April 1, 2023


Remembering Rumpole: John Mortimer's fictional barrister was--like his creator--a rogue redeemed by a fierce commitment to the presumption of innocence. (Kevin Mims, 1 Apr 2023, Quillette)

Horace Rumpole deserves a place alongside Bertie Wooster, Sherlock Holmes, Hercule Poirot, James Bond, and Father Brown as one of the best creations in all of British popular fiction. The fact that he began his career as a made-for-TV character rather than in the pages of a book, or even a magazine, seems to have worked against him. The brainchild of barrister-turned-writer John Mortimer, Rumpole first appeared on television on December 17th, 1975, in a BBC anthology series called Play for Today.

Mortimer was born 100 years ago this month, and when Rumpole first appeared, he had already been earning a living as a writer since the 1940s. He graduated with a law degree from Oxford in 1943, but then immediately went to work writing documentary films for Britain's Ministry of Information. His first novel, Charade (1947), was based on that experience. The following year, aged 25, he was called to the bar. For the next 35 years or so, he pursued dual careers, as a barrister specializing in the defense of free speech and criminal defendants, and as a writer of stage plays, radio plays, teleplays, essays, memoirs, and novels. After retiring from the bar in 1984, Mortimer continued to put out a book or two a year--most but by no means all of which featured Horace Rumpole--until his death at 85 in 2009.

Some of his early radio and TV plays featured characters that can be viewed as precursors to Horace Rumpole; put-upon barristers struggling for a foothold in the legal profession and largely failing. But it wasn't until 1975 that he finally came up with the character whom, at first, he called Horace Rumbold (the name was changed when it turned out that a real-life barrister already bore that name). That teleplay was called Rumpole of the Bailey, a reference to the Old Bailey, which is the Central Criminal Court of England and Wales, where Rumpole plied his trade as a defense attorney.
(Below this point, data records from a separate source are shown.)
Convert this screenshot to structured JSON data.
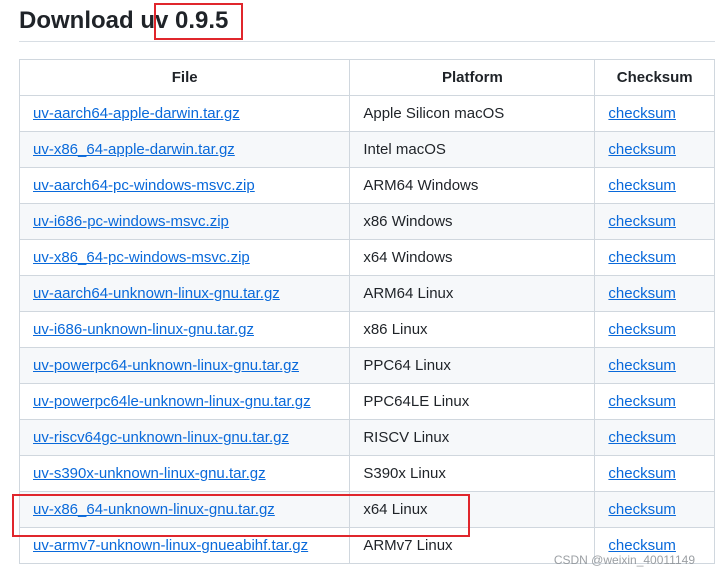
{
  "release": {
    "heading": "Download uv 0.9.5"
  },
  "table": {
    "headers": {
      "file": "File",
      "platform": "Platform",
      "checksum": "Checksum"
    },
    "rows": [
      {
        "file": "uv-aarch64-apple-darwin.tar.gz",
        "platform": "Apple Silicon macOS",
        "checksum": "checksum"
      },
      {
        "file": "uv-x86_64-apple-darwin.tar.gz",
        "platform": "Intel macOS",
        "checksum": "checksum"
      },
      {
        "file": "uv-aarch64-pc-windows-msvc.zip",
        "platform": "ARM64 Windows",
        "checksum": "checksum"
      },
      {
        "file": "uv-i686-pc-windows-msvc.zip",
        "platform": "x86 Windows",
        "checksum": "checksum"
      },
      {
        "file": "uv-x86_64-pc-windows-msvc.zip",
        "platform": "x64 Windows",
        "checksum": "checksum"
      },
      {
        "file": "uv-aarch64-unknown-linux-gnu.tar.gz",
        "platform": "ARM64 Linux",
        "checksum": "checksum"
      },
      {
        "file": "uv-i686-unknown-linux-gnu.tar.gz",
        "platform": "x86 Linux",
        "checksum": "checksum"
      },
      {
        "file": "uv-powerpc64-unknown-linux-gnu.tar.gz",
        "platform": "PPC64 Linux",
        "checksum": "checksum"
      },
      {
        "file": "uv-powerpc64le-unknown-linux-gnu.tar.gz",
        "platform": "PPC64LE Linux",
        "checksum": "checksum"
      },
      {
        "file": "uv-riscv64gc-unknown-linux-gnu.tar.gz",
        "platform": "RISCV Linux",
        "checksum": "checksum"
      },
      {
        "file": "uv-s390x-unknown-linux-gnu.tar.gz",
        "platform": "S390x Linux",
        "checksum": "checksum"
      },
      {
        "file": "uv-x86_64-unknown-linux-gnu.tar.gz",
        "platform": "x64 Linux",
        "checksum": "checksum"
      },
      {
        "file": "uv-armv7-unknown-linux-gnueabihf.tar.gz",
        "platform": "ARMv7 Linux",
        "checksum": "checksum"
      }
    ]
  },
  "watermark": "CSDN @weixin_40011149",
  "colors": {
    "link": "#0969da",
    "highlight": "#e0262c",
    "border": "#d0d7de",
    "stripe": "#f6f8fa"
  }
}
It was a hit with critics, and the producer of the teleplay, Irene Shubik, hoped to turn it into a regular series. The BBC wasn't interested, so Shubik took the project to Thames Television. The series debuted on April 3rd, 1978, and ran for six episodes. An additional six seasons would follow between 1979 and 1992. Fans of the series will know that Rumpole was brilliantly played by Leo McKern, an Australian actor, and that his wife, Hilda ("She Who Must Be Obeyed"), was played by Peggy Thorpe-Bates for the first three seasons and by Marion Mathie for the final four.

I don't know if he ever acknowledged it, but when Mortimer created Rumpole, he was almost certainly inspired, in part, by Columbo, the American TV series starring Peter Falk. [...]

As Penelope Dimont, the future Mrs. Mortimer published a single novel, Johanna (1947), which hadn't been particularly successful. But after marrying Mortimer, she changed her name to Penelope Mortimer, and published seven more novels, all of them "blatantly autobiographical," according to Graham Lord, author of John Mortimer: The Devil's Advocate. Lord describes the first of these novels, A Villa in Summer, as "a searing account of their increasingly dreadful marriage. A howl of anguish that was barely fiction at all..." While most of Penelope's fiction dealt with her marriage, much of John's fiction was based on his infidelities with other women, infidelities he was happy to flaunt in front of his emotionally troubled wife. Curiously, many of their literary works were dedicated to each other, despite the fact that said works usually contained a hideous fictional portrait of the dedicatee.

Posted by at April 1, 2023 7:19 AM